Tom Hiddleston and Tilda Swinton are perfect casting as cadaverous immortals. Adam is a reclusive musician in Detroit despairing of the world and contemplating suicide with a fabled wooden bullet.

By contrast his wife of many centuries, Eve (Tilda Swinton), is full of life hanging out in Tangiers with undead playwright Christopher Marlowe (John Hurt) who has a regular supply of uncontaminated blood (the parallels to heroin are obvious). But picking up Adam’s bad vibes via Skype she catches a night flight to his side but her wild younger sister (Mia Wasikowska) turns up and causes ructions.

It is at this point the film really takes off and things start to happen since Jarmusch, as ever, favours style and atmosphere over drama and story and for all its witty dialogue and visuals it is for the most part achingly slow.

A moody erotic thriller, Stranger By The Lake (Cert 18) earned Alain Guiraudie plaudits and awards at last year’s Cannes Film Festival.

At its centre is Franck (Pierre Deladonchamps) who makes daily visits to a secluded lakeside beach where nude gay men sunbathe and occasionally nip off into the undergrowth for anonymous sexual encounters.
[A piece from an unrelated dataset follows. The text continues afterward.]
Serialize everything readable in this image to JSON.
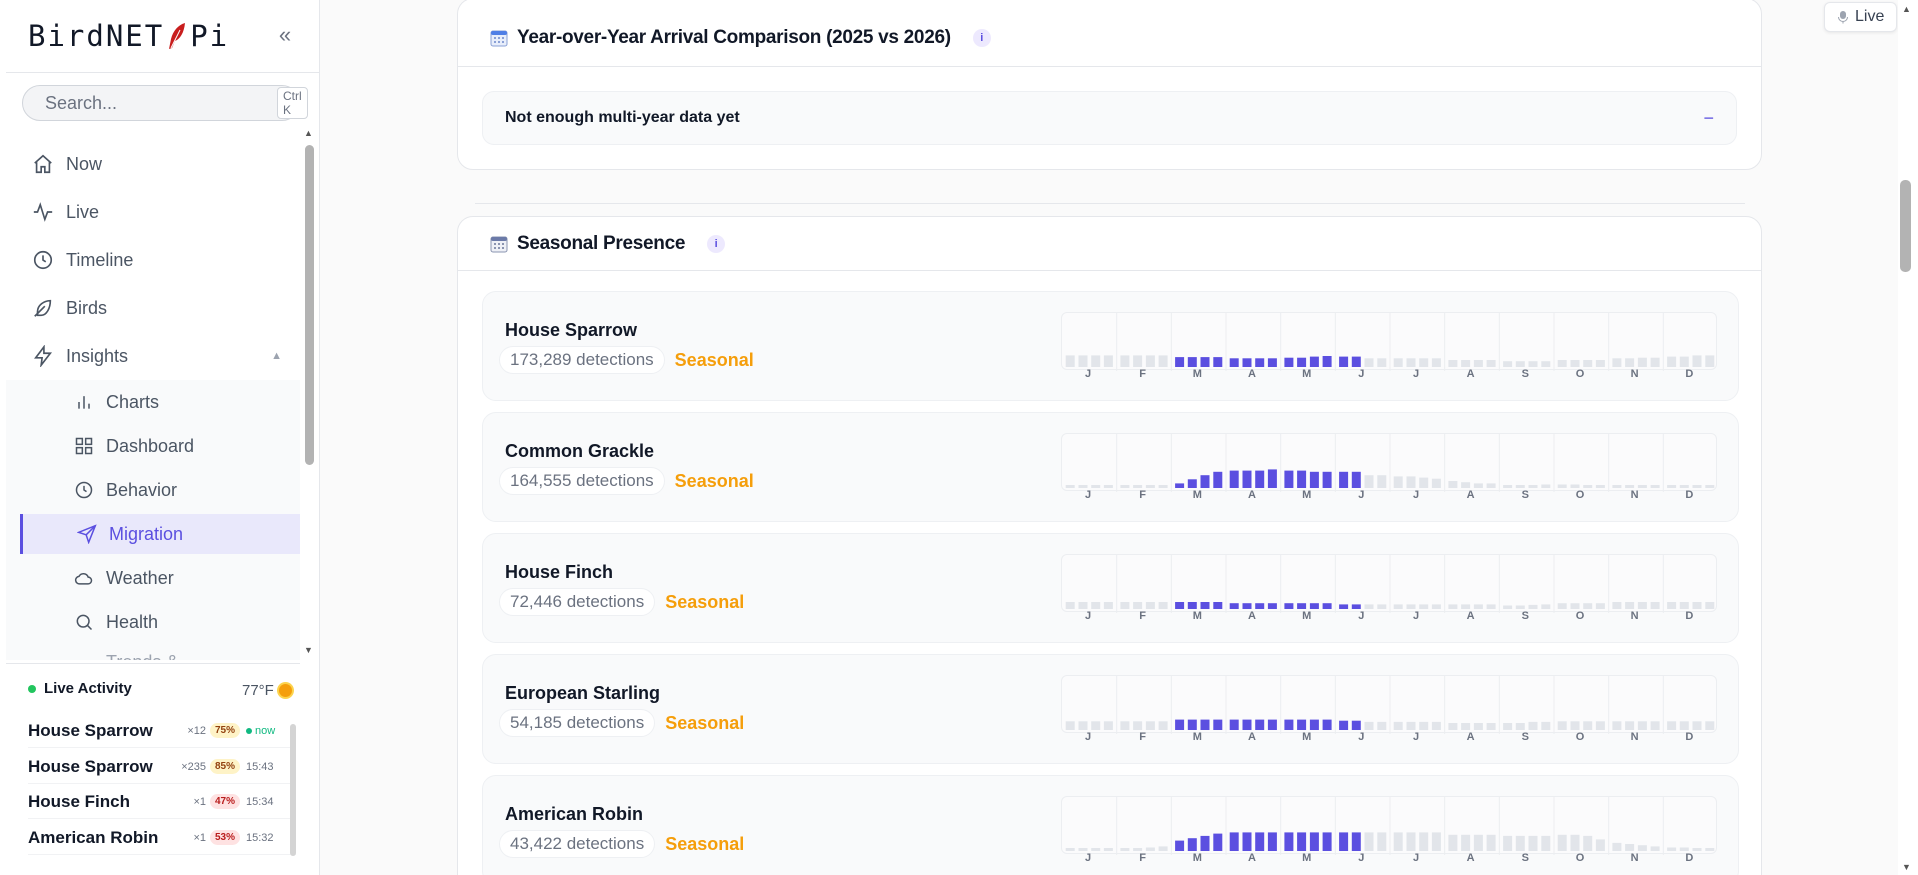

Franck develops a fixation with rugged older man Michel (Christophe Paou) which doesn’t diminish when he witnesses him perpetrating a shocking act. Rather than tell the police, he carries on following his passionate desires knowing he is in danger.

Despite its graphic sex rarely seen outside the realms of porn, the film deserves to be taken seriously for its spare visual quality and thought-provoking subtext, whether as a metaphor for AIDs or simply the perils in seeking intimacy

Ian Soutar